Special to WorldTribune.com
By Donald Kirk
SEOUL — Don’t count on the Winter Olympics as the moment for rapprochement on the Korean peninsula. That message came through loud and clear in President Donald Trump’s first State of the Union address. “Our new American moment,” as Trump called this turbulent time in U.S. history, does not mean happy talk and dialogue with America’s enemies.
In his speech, Trump saved his denunciation of North Korea for last, the climactic moment in a speech that lasted an hour and 20 minutes. Probably no moment in the speech was more memorable than the image of North Korean defector Ji Seong-Ho standing and waving his crutches as Trump hailed him as “an inspiration to us all” for the terrible suffering he endured, loss of limbs, the torture, the death of his father, before he finally made his great escape.
The story was a moving one, as was the tribute Trump paid to the memory of Otto Warmbier, the University of Virginia student who was imprisoned in North Korea, then was returned near death to his home in Ohio, only to die several days later.

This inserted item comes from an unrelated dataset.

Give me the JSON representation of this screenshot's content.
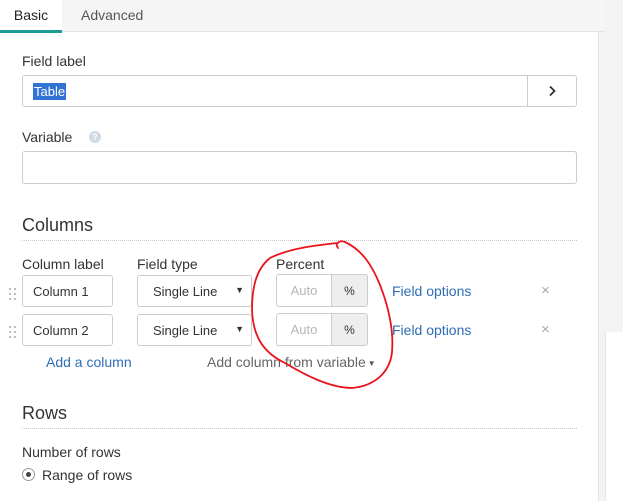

The image of his weeping mother, standing beside his father, ranked along with that of Ji Seong-Ho as another incredible moment as Trump dramatized his speech with carefully chosen examples, none better than that of Ji’s ordeal as “a testament to the yearning of a very human soul to live in freedom.”
If the images were compelling, however, so was the realization that the perpetual near-crisis on the Korean Peninsula is not easing just because North Korea is sending an outsized delegation of cheerleaders, performers and officials, not to mention a few athletes, to PyeongChang and Gangneung next week. If Trump did not mention America’s alliance with South Korea, as he has often done before, it was only because he did not want to say a word that might invite a deluge of recriminations from the North that might actually jeopardize the Games.
The omission of South Korea from the speech was a concession to the sensitivities of South Korea’s President Moon Jae-In. In the run-up to the opening ceremony, any mention of the alliance, of standing fast together against the North, of the “ironclad” bond between the U.S. and South Korea would definitely not have fit in with the mood of the moment in Seoul.
Trump may also have toned down his words somewhat, at least not threatening to rain “fire and fury” on North Korea, as he did in the United Nations a few months ago, but his words were still totally uncompromising.
“We face rogue regimes, terrorist groups and rivals like China and Russia,” he said, but what about North Korea? Just as I was thinking he might go easy on the North, the words poured out. “No regime has oppressed its citizens more brutally than North Korea,” he declared. Promising “an extreme of maximum pressure,” he vowed not to “repeat the past mistakes of past administrations” ― a reference to his presidential predecessors for failing to curb North Korea’s nuclear program.
So what’s going on? How really tough is Trump willing to get? Hours before Trump’s speech we got some clues with news that Victor Cha, a distinguished professor at Georgetown who served in the presidency of George W. Bush as an adviser on Korean affairs, would not be named as the American ambassador to South Korea.
What happened? Why would Cha, the author of books and studies on the North, not get the job for which he seemed eminently qualified?
A conservative, Cha faced criticism from liberals for having appeared critical if not hard-line against the North ― just what the Trump team would have wanted.
In fact, however, Cha appears to have lost out because he wasn’t hard-line enough. It seems, he did not think a pre-emptive strike against North Korea would be such a good idea, and he had spoken out against giving North Korea “a bloody nose” by surgical strikes against its nuclear and missile facilities. That advice would seem quite realistic and reasonable, but evidently it wasn’t what those around Trump wanted to hear.
Oh yes, there was another problem too. Cha has warned against disrupting KORUS, the U.S. -Korea Free Trade Agreement.
Earlier in his speech, Trump remarked, “America has turned it back on decades of unfair trade deals. ” From now on, he said, “We expect trading relationships to be fair and very importantly reciprocal. ”
No doubt he had America’s huge deficit with China uppermost in his mind, but Trump also was signaling tough talks on KORUS with which Cha might not have been fully on board.
For Korea, the message is clear. Watch out. After the fun and games of the Olympics are over, we may be in for some tough times ― not just America’s moment but moments of tension for Korea and the region.
Donald Kirk has been covering war and peace in Asia for decades.